Gaming has traditionally been one of Linux's weak points. That has changed somewhat in recent years thanks to Steam, GOG, and other efforts to bring commercial games to multiple operating systems, but those games are often not open source. Sure, the games can be played on an open source operating system, but that is not good enough for an open source purist. So, can someone who only uses free and open source software find games that are polished enough to present a solid gaming experience without compromising their open source ideals? Absolutely. While open source games are unlikely ever to rival some of the AAA commercial games developed with massive budgets, there are plenty of open source games, in many genres, that are fun to play and can be installed from the repositories of most major Linux distributions. Even if a particular game is not packaged for a particular distribution, it is usually easy to download the game from the project's website to install and play it. Read more

Software: Virtlyst 1.2.0, Blender 2.8 Plan, Dropbox Gets Worse and DaVinci Resolve 15 Targets GNU/Linux

  • Virtlyst 1.2.0 released
    Virtlyst – a Web Interface to manage virtual machines build with Cutelyst/Qt/C++ got a new release. This new release includes a bunch of bug fixes, most importantly probably being the ability to warn user before doing important actions to help avoid doing mistakes. Most commits came from new contributor René Linder who is also working on a Bootstrap 4 theme and Lukas Steiner created a dockerfile for it. This is especially cool because Virtlyst repository now has 4 authors while Cutelyst which is way older has only 6.
  • Blender 2.8 Planning Update
    At this point we will not have a feature complete Beta release ready in August as we had hoped. Instead, we invested most of our time improving the features that were already there and catching up with the bug tracker. This includes making the viewport and EEVEE work on more graphics cards and platforms. The Spring open movie team is also using Blender 2.8 in production, which is helping us ensure the new dependency graph and tools can handle complex production scenes.
  • Blender 2.80 Now Coming In Early 2019 With Many Improvements
    The Blender 3D modeling software is facing a slight set-back in their release schedule for the big Blender 2.80 release, but it's moving along and they intend to have it ready by early next year.
  • Dropbox will only Support the Ext4 File System In Linux in November
    Dropbox has announced that starting on November 7th 2018, only the ext4 file system will be supported in Linux for synchronizing folders in the Dropbox desktop app. Those Linux users who have synch on other file systems such as XFS, ext2, ext3, ZFS, and many others will no longer have working Dropbox synchronization after this date. This news came out after Linux dropbox users began seeing notifications stating "Dropbox Will Stop Syncing Ext4 File Systems in November." You can see an example of this alert in Swedish below.
  • Dropbox scares users by shrinking synching options
    Dropbox has quietly announced it will soon stop synching files that reside on drives tended by some filesystems. The sync ‘n’ share service’s desktop client has recently produced warnings that the software will stop syncing in November 2018. Those warnings were sufficiently ambiguous that Dropbox took to its support forums to explain exactly what’s going on, namely that as of November 7th, 2018, “we’re ending support for Dropbox syncing to drives with certain uncommon file systems.”
  • DaVinci Resolve 15 Video/Effects Editor Released With Linux Support
    DaVinci Resolve 15 has been released by Blackmagic Design as the company's professional-grade video editing, visual effects, motion graphics, and audio post-production software.
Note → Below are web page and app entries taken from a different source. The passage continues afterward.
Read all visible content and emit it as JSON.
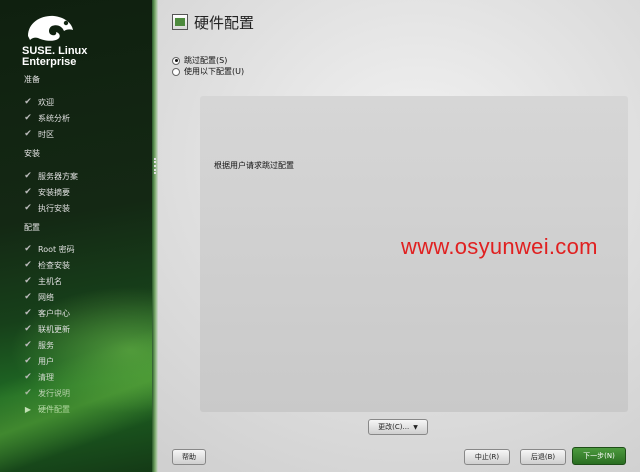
{
  "sidebar": {
    "brand_line1": "SUSE. Linux",
    "brand_line2": "Enterprise",
    "logo_icon": "suse-chameleon-icon",
    "sections": [
      {
        "label": "准备"
      },
      {
        "label": "安装"
      },
      {
        "label": "配置"
      }
    ],
    "steps": [
      {
        "label": "欢迎",
        "state": "done"
      },
      {
        "label": "系统分析",
        "state": "done"
      },
      {
        "label": "时区",
        "state": "done"
      },
      {
        "label": "服务器方案",
        "state": "done"
      },
      {
        "label": "安装摘要",
        "state": "done"
      },
      {
        "label": "执行安装",
        "state": "done"
      },
      {
        "label": "Root 密码",
        "state": "done"
      },
      {
        "label": "检查安装",
        "state": "done"
      },
      {
        "label": "主机名",
        "state": "done"
      },
      {
        "label": "网络",
        "state": "done"
      },
      {
        "label": "客户中心",
        "state": "done"
      },
      {
        "label": "联机更新",
        "state": "done"
      },
      {
        "label": "服务",
        "state": "done"
      },
      {
        "label": "用户",
        "state": "done"
      },
      {
        "label": "清理",
        "state": "done"
      },
      {
        "label": "发行说明",
        "state": "done"
      },
      {
        "label": "硬件配置",
        "state": "current"
      }
    ]
  },
  "main": {
    "title": "硬件配置",
    "title_icon": "hardware-icon",
    "options": [
      {
        "label": "跳过配置(S)",
        "selected": true
      },
      {
        "label": "使用以下配置(U)",
        "selected": false
      }
    ],
    "message": "根据用户请求跳过配置",
    "watermark": "www.osyunwei.com"
  },
  "buttons": {
    "change": "更改(C)...",
    "help": "帮助",
    "abort": "中止(R)",
    "back": "后退(B)",
    "next": "下一步(N)"
  },
  "colors": {
    "sidebar_dark": "#142814",
    "sidebar_green": "#1f6a24",
    "primary_button": "#2a6e22",
    "watermark": "#e02020"
  }
}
How to display data in a human-friendly way on Linux

Not everyone thinks in binary or wants to mentally insert commas into large numbers to come to grips with the sizes of their files. So, it's not surprising that Linux commands have evolved over several decades to incorporate more human-friendly ways of displaying information to its users. In today’s post, we look at some of the options provided by various commands that make digesting data just a little easier. Read more